The only words you'll hear more than "It's your fault" today at Weinstein Company HQ: "It could have been worse," the unofficial new TWC battle cry after Zack and Miri Make a Porno opened over the weekend to a disappointing $10.7 million. Indeed, it probably will be worse — Universal and Lionsgate accused the Weinsteins of inflating their gross by as much as a million dollars, and just for fun, another potential lawsuit threatens the brothers' follow-up this week. So who is to blame, anyway, and what's next?As director Kevin Smith told the LA Times today, "If [Zack and Miri] dies at the box office, I don't think we'll see another porn-related comedy for a long time." We have a better idea: Make all the porn comedies you want, just don't release them on Halloween behind a campaign featuring sanitized TV spots and stick figures of Seth Rogen and Elizabeth Banks. While the latter star still remains a relatively unknown box-office quanity, Rogen has done nothing but open one R-rated comedy after another since last year. Zack and Miri, not so much: It's Rogen's worst opening by far, collecting less than a third of Knocked Up's $30.7 million draw in May '07 and contorting his agent into insisting Rogen doesn't need fellow UTA-er Judd Apatow behind him — as with Knocked Up, Superbad and Pineapple Express — to deliver a hit. Smith, meanwhile, probably won't even beat his opening for Clerks 2, triggering critics to ask how much demand — if any — remains for his digressive brand of raunch. But don't take our word for it: He anticipated it himself, pushing the script for his terrorism drama Red State during the press rounds for Zack and Miri. The Weinsteins didn't want it then and definitely won't take it now; their parting ways with the filmmaker (for now) has less to do with taste than insolvency, particularly with the backlog of films piling up next to the mop in their utility closet. It was fun while it lasted. Except the Jersey Girl part, of course, but they're over it.

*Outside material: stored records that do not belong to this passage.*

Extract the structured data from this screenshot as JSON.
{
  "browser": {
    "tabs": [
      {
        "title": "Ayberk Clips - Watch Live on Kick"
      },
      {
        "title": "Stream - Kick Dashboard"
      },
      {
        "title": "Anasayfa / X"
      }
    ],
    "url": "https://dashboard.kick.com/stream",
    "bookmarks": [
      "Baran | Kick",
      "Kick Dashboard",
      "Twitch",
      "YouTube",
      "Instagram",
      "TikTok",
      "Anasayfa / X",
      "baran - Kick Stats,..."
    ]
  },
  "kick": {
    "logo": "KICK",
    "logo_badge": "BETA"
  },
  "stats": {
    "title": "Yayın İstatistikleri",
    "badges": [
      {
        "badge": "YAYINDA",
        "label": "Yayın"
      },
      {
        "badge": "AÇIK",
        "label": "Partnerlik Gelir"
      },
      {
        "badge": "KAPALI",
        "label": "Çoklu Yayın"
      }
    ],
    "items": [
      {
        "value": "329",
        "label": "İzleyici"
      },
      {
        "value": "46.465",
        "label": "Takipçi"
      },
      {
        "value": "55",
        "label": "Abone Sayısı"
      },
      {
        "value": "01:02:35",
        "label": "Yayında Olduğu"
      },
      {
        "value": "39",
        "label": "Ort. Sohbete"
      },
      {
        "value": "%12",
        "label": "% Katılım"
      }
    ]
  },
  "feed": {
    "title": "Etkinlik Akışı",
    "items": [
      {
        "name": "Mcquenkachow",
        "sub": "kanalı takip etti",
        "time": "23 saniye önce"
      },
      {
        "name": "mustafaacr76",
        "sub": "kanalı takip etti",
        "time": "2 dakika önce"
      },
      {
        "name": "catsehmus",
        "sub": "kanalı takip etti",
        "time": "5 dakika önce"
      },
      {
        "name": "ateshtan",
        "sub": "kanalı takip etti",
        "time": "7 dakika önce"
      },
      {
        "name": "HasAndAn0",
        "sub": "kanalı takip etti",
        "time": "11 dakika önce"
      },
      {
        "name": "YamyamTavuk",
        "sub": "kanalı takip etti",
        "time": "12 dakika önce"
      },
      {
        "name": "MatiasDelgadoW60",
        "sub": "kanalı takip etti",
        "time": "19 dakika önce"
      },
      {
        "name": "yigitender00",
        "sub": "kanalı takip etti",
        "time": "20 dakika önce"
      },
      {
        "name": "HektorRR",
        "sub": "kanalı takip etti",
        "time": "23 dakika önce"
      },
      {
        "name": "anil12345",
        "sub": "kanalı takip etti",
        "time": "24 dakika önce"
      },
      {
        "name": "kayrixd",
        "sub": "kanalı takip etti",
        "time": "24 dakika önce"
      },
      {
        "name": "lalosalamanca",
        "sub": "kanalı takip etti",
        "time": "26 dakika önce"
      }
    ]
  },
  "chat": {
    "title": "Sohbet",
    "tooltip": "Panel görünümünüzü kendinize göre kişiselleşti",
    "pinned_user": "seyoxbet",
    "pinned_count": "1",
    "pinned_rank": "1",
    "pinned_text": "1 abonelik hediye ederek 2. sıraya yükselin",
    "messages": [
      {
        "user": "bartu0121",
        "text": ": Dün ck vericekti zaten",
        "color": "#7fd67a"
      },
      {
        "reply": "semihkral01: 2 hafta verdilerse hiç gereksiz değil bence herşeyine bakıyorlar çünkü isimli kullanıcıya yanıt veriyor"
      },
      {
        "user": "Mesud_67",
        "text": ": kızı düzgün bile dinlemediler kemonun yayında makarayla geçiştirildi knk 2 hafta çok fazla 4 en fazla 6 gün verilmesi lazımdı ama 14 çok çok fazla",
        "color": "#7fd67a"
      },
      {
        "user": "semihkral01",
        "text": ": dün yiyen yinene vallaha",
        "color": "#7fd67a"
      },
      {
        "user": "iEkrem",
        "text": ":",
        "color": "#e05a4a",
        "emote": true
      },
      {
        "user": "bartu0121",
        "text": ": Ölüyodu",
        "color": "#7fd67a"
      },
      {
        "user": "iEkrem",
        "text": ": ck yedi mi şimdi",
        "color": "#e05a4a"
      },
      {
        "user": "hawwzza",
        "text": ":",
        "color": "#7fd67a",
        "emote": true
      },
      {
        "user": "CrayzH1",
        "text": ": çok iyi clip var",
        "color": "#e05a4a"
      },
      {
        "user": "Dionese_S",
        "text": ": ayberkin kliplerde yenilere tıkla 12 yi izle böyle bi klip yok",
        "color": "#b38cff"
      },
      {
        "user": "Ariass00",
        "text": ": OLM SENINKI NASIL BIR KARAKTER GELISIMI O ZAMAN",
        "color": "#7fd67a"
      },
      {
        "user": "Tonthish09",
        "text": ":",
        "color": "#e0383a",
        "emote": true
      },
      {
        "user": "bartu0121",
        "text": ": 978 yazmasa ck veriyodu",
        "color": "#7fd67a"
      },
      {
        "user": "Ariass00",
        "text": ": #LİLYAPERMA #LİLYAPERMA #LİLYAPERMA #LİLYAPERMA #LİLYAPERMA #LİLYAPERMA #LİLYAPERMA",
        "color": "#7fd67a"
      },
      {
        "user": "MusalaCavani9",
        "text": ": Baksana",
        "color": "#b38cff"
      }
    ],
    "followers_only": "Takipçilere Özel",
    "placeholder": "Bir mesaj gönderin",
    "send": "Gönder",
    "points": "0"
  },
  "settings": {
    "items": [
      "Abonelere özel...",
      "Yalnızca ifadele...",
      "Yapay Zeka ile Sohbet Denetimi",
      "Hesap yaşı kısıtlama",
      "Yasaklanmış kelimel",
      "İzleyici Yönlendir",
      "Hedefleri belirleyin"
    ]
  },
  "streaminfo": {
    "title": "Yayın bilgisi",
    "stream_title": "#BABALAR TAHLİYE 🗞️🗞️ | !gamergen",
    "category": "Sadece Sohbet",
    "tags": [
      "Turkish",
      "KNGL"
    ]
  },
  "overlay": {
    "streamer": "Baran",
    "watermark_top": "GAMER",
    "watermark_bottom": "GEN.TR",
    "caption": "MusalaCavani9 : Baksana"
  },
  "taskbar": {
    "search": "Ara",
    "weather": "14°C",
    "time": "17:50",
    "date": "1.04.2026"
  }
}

Which leaves the Weinsteins themselves, having failed once more in their attempts to stir up ratings and title controversies, looking to Zack and Miri's Flopz™ eternity for a little nickel-and-dime magic for years to come. There's always this week's Soul Men, though, right? Not so fast, says R&B legend Sam Moore, who told The Independent this weekend that he may seek a share of the gate for the Sam Jackson/Bernie Mac comedy he thinks ripped off his life story. And it didn't even do it well:

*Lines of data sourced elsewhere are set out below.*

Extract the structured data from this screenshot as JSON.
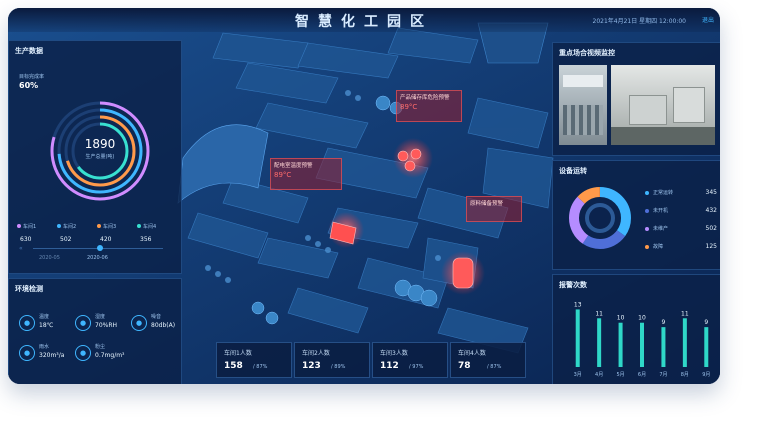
{
  "header": {
    "title": "智慧化工园区",
    "datetime": "2021年4月21日 星期四  12:00:00",
    "exit_label": "退出"
  },
  "production": {
    "panel_title": "生产数据",
    "target_label": "目标完成率",
    "target_value": "60%",
    "total_value": "1890",
    "total_label": "生产总量(吨)",
    "workshops": [
      {
        "name": "车间1",
        "value": "630",
        "color": "#d08cff"
      },
      {
        "name": "车间2",
        "value": "502",
        "color": "#3fb6ff"
      },
      {
        "name": "车间3",
        "value": "420",
        "color": "#ff9a4a"
      },
      {
        "name": "车间4",
        "value": "356",
        "color": "#38e0d0"
      }
    ],
    "timeline": [
      "2020-05",
      "2020-06"
    ]
  },
  "environment": {
    "panel_title": "环境检测",
    "items": [
      {
        "label": "温度",
        "value": "18℃",
        "icon": "thermometer-icon"
      },
      {
        "label": "湿度",
        "value": "70%RH",
        "icon": "humidity-icon"
      },
      {
        "label": "噪音",
        "value": "80db(A)",
        "icon": "noise-icon"
      },
      {
        "label": "雨水",
        "value": "320m³/a",
        "icon": "rain-icon"
      },
      {
        "label": "粉尘",
        "value": "0.7mg/m³",
        "icon": "dust-icon"
      }
    ]
  },
  "monitor": {
    "panel_title": "重点场合视频监控"
  },
  "equipment": {
    "panel_title": "设备运转",
    "items": [
      {
        "label": "正常运转",
        "value": "345",
        "color": "#3fb6ff"
      },
      {
        "label": "未开机",
        "value": "432",
        "color": "#4f6fd8"
      },
      {
        "label": "未维产",
        "value": "502",
        "color": "#b58cff"
      },
      {
        "label": "故障",
        "value": "125",
        "color": "#ff9a4a"
      }
    ]
  },
  "alarms": {
    "panel_title": "报警次数",
    "chart_data": {
      "type": "bar",
      "categories": [
        "3月",
        "4月",
        "5月",
        "6月",
        "7月",
        "8月",
        "9月"
      ],
      "values": [
        13,
        11,
        10,
        10,
        9,
        11,
        9
      ]
    }
  },
  "map_alerts": [
    {
      "label": "产品储存库危险预警",
      "value": "89°C"
    },
    {
      "label": "配电室温度预警",
      "value": "89°C"
    },
    {
      "label": "原料储备预警",
      "value": ""
    }
  ],
  "workshop_cards": [
    {
      "label": "车间1人数",
      "value": "158",
      "pct": "/ 87%"
    },
    {
      "label": "车间2人数",
      "value": "123",
      "pct": "/ 89%"
    },
    {
      "label": "车间3人数",
      "value": "112",
      "pct": "/ 97%"
    },
    {
      "label": "车间4人数",
      "value": "78",
      "pct": "/ 87%"
    }
  ],
  "colors": {
    "accent": "#3fb6ff",
    "alert": "#ff4b4b",
    "bg": "#0b1f45"
  }
}
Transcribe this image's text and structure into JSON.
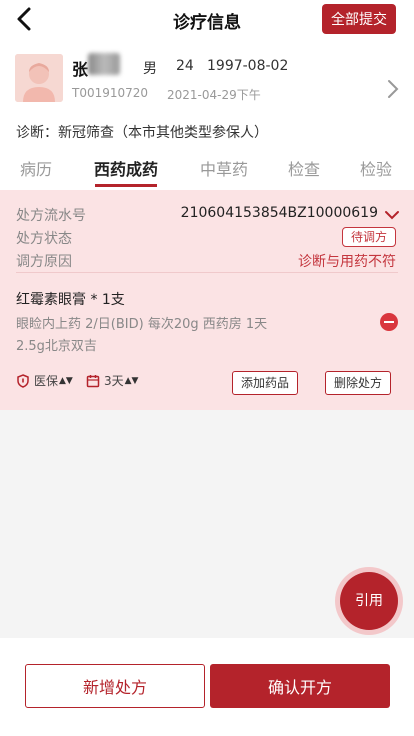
{
  "header": {
    "title": "诊疗信息",
    "submit_all": "全部提交"
  },
  "patient": {
    "name": "张",
    "gender": "男",
    "age": "24",
    "birth": "1997-08-02",
    "id": "T001910720",
    "visit_time": "2021-04-29下午"
  },
  "diagnosis": "诊断：新冠筛查（本市其他类型参保人）",
  "tabs": [
    "病历",
    "西药成药",
    "中草药",
    "检查",
    "检验"
  ],
  "prescription": {
    "serial_label": "处方流水号",
    "serial_value": "210604153854BZ10000619",
    "status_label": "处方状态",
    "status_value": "待调方",
    "reason_label": "调方原因",
    "reason_value": "诊断与用药不符",
    "drug": {
      "name": "红霉素眼膏 * 1支",
      "detail1": "眼睑内上药 2/日(BID) 每次20g 西药房 1天",
      "detail2": "2.5g北京双吉"
    },
    "insurance": "医保",
    "days": "3天",
    "add_drug": "添加药品",
    "delete_rx": "删除处方"
  },
  "quote_btn": "引用",
  "bottom": {
    "new_rx": "新增处方",
    "confirm_rx": "确认开方"
  },
  "colors": {
    "brand": "#b4232b",
    "card_bg": "#fbe3e4"
  }
}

The film infringes trademark rights over the duo's most famous song, "Soul Man", Moore alleges. It also wrongly portrays them as constantly swearing, making liberal use of the "N-word" and indulging in casual sex with groupies, he complains. "The film is sexist, racist, and embarrassing, and that's not what Sam & Dave were about," said Moore, who is seeking "significant" compensation, together with a disclaimer distancing him from the narrative. [...] "The Weinstein Company says the film's fiction. In that case, I'd like them to tell me what part's supposed to be fiction," said Moore. "I'd like them to tell me which two black soul musicians, signed to Stax Records, who worked with Isaac Hayes, it's meant to portray."